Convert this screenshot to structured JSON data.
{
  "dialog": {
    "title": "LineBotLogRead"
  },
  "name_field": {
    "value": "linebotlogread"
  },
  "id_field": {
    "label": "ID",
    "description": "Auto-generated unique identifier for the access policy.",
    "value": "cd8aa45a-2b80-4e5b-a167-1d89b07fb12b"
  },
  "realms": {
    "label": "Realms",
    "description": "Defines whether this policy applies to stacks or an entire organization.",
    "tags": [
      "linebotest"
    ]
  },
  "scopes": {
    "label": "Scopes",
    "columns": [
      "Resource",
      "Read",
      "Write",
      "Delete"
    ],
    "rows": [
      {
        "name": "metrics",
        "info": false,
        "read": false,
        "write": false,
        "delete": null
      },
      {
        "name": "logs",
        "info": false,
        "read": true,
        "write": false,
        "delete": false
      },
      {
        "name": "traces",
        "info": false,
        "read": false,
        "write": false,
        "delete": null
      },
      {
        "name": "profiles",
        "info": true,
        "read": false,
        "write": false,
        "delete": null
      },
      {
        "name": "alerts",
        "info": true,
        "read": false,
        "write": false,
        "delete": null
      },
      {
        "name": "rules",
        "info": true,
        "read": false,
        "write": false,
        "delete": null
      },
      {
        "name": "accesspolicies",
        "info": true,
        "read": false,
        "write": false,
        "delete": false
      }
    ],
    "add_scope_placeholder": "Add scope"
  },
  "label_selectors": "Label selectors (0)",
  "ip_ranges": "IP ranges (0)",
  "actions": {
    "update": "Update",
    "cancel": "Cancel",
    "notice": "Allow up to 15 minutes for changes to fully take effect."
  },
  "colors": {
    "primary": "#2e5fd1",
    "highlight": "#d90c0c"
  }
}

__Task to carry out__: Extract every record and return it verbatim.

__Answer area__:
Convert this screenshot to structured JSON data.
{
  "dialog": {
    "title": "LineBotLogRead"
  },
  "name_field": {
    "value": "linebotlogread"
  },
  "id_field": {
    "label": "ID",
    "description": "Auto-generated unique identifier for the access policy.",
    "value": "cd8aa45a-2b80-4e5b-a167-1d89b07fb12b"
  },
  "realms": {
    "label": "Realms",
    "description": "Defines whether this policy applies to stacks or an entire organization.",
    "tags": [
      "linebotest"
    ]
  },
  "scopes": {
    "label": "Scopes",
    "columns": [
      "Resource",
      "Read",
      "Write",
      "Delete"
    ],
    "rows": [
      {
        "name": "metrics",
        "info": false,
        "read": false,
        "write": false,
        "delete": null
      },
      {
        "name": "logs",
        "info": false,
        "read": true,
        "write": false,
        "delete": false
      },
      {
        "name": "traces",
        "info": false,
        "read": false,
        "write": false,
        "delete": null
      },
      {
        "name": "profiles",
        "info": true,
        "read": false,
        "write": false,
        "delete": null
      },
      {
        "name": "alerts",
        "info": true,
        "read": false,
        "write": false,
        "delete": null
      },
      {
        "name": "rules",
        "info": true,
        "read": false,
        "write": false,
        "delete": null
      },
      {
        "name": "accesspolicies",
        "info": true,
        "read": false,
        "write": false,
        "delete": false
      }
    ],
    "add_scope_placeholder": "Add scope"
  },
  "label_selectors": "Label selectors (0)",
  "ip_ranges": "IP ranges (0)",
  "actions": {
    "update": "Update",
    "cancel": "Cancel",
    "notice": "Allow up to 15 minutes for changes to fully take effect."
  },
  "colors": {
    "primary": "#2e5fd1",
    "highlight": "#d90c0c"
  }
}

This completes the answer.